Bullet comments in many ways have become a social feature embraced by a generation known for being “antisocial” (Gen Z spend more time on social media and on their phones than any other generation) because they allow for a type of spontaneous, cumulative, and public conversation between strangers that is increasingly rare. It can be fast-paced and collaborative allowing for inside jokes and memes to be shared and created; content then that is both cross-cultural and universal. 

Barriers to entry

There are some obvious barriers to overcome particularly on language. Unlike Bilibili, whose users are predominantly Chinese (or NICO NICO’s who are Japanese), YouTube and Facebook users will see bullet comments in various languages, making them hard to understand and separate.

The bullet comments also cover the video content and are hard to distinguish as they sit on top of one another.
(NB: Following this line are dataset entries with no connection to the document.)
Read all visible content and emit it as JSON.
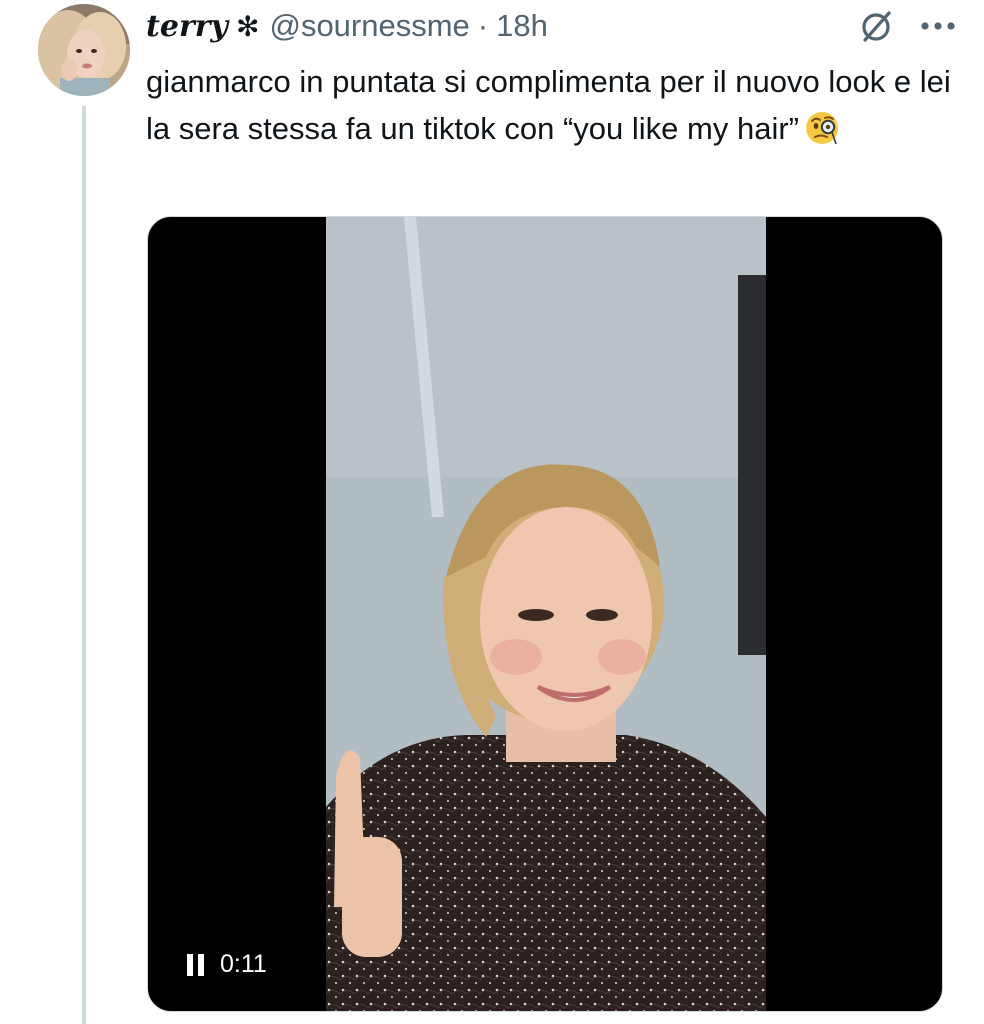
{
  "tweet": {
    "display_name": "terry",
    "name_glyph": "✻",
    "handle": "@sournessme",
    "separator": "·",
    "time": "18h",
    "text": "gianmarco in puntata si complimenta per il nuovo look e lei la sera stessa fa un tiktok con “you like my hair”",
    "emoji_icon": "face-with-monocle-icon"
  },
  "header_actions": {
    "grok_icon": "grok-icon",
    "more_icon": "more-options-icon"
  },
  "video": {
    "elapsed": "0:11",
    "state_icon": "pause-icon"
  },
  "colors": {
    "text_primary": "#0f1419",
    "text_secondary": "#536471",
    "border": "#cfd9de",
    "media_background": "#000000"
  }
}
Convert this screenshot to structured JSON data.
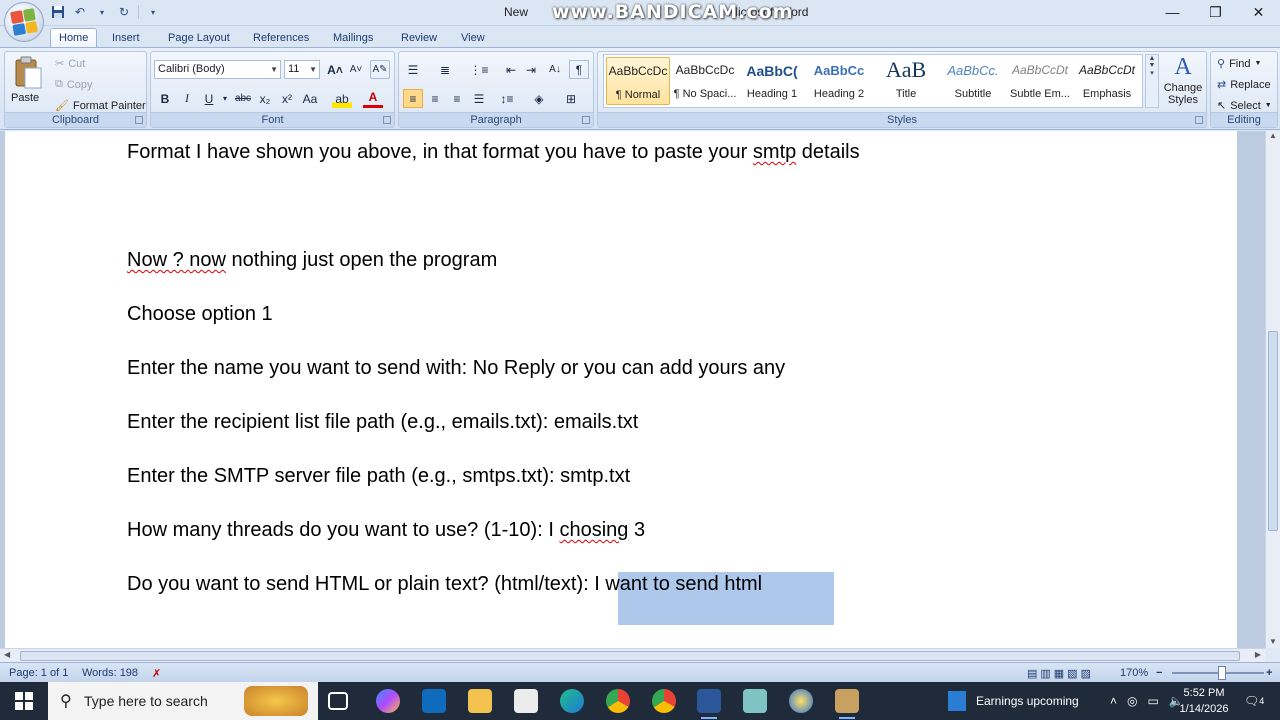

Users who are used to having a clean screen may find bullet comments unwelcome and distracting. There is also a danger that bullet comments could be misused to direct abuse and offend. Platforms would need to be significant filters, approvals, and safe-guarding measures in place.

Interestingly, Bilibili makes potential users take a test based on their familiarity with both the platform’s code of conduct and their areas of expertise. At 100 questions long, it’s designed so that potential trolls either lose interest or simply fail to make the cut. While it works for Bilibili, further measures would be required for a more international and diverse audience.

Even though neither Facebook nor YouTube have enabled bullet comments on their platforms, Twitch and YouTube live streaming have, to some extent. Going one step further wouldn’t require a significant change in thinking or technology. It will be interesting to see which platform decides to add this feature next, and how it will impact the greater social media ecosystem, which as ever, is always ready for disruption.

Qiyao Lin
Greater China Platform Partnerships Lead
TheSoul Publishing

TheSoul Publishing  is an independent digital studio that produces entertaining, positive and original content for a global audience. One of the world’s most prolific and popular online media companies, their globally based creative team continuously and consistently delivers engaging and irresistibly shareable content for all ages — in 19 different languages — distributed via a social media-driven cross-platform network.  From handy life-hacks to clever craft projects, from head-turning beauty tips to brain-twisting puzzles, TheSoul Publishing’s portfolio of media brands emphasize the positive and the purely entertaining. Their most-viewed channel, 5-Minute Crafts, is the No. 1 DIY digital brand in the world and ranks among the Top-10 of all YouTube channels with over 72M subscribers.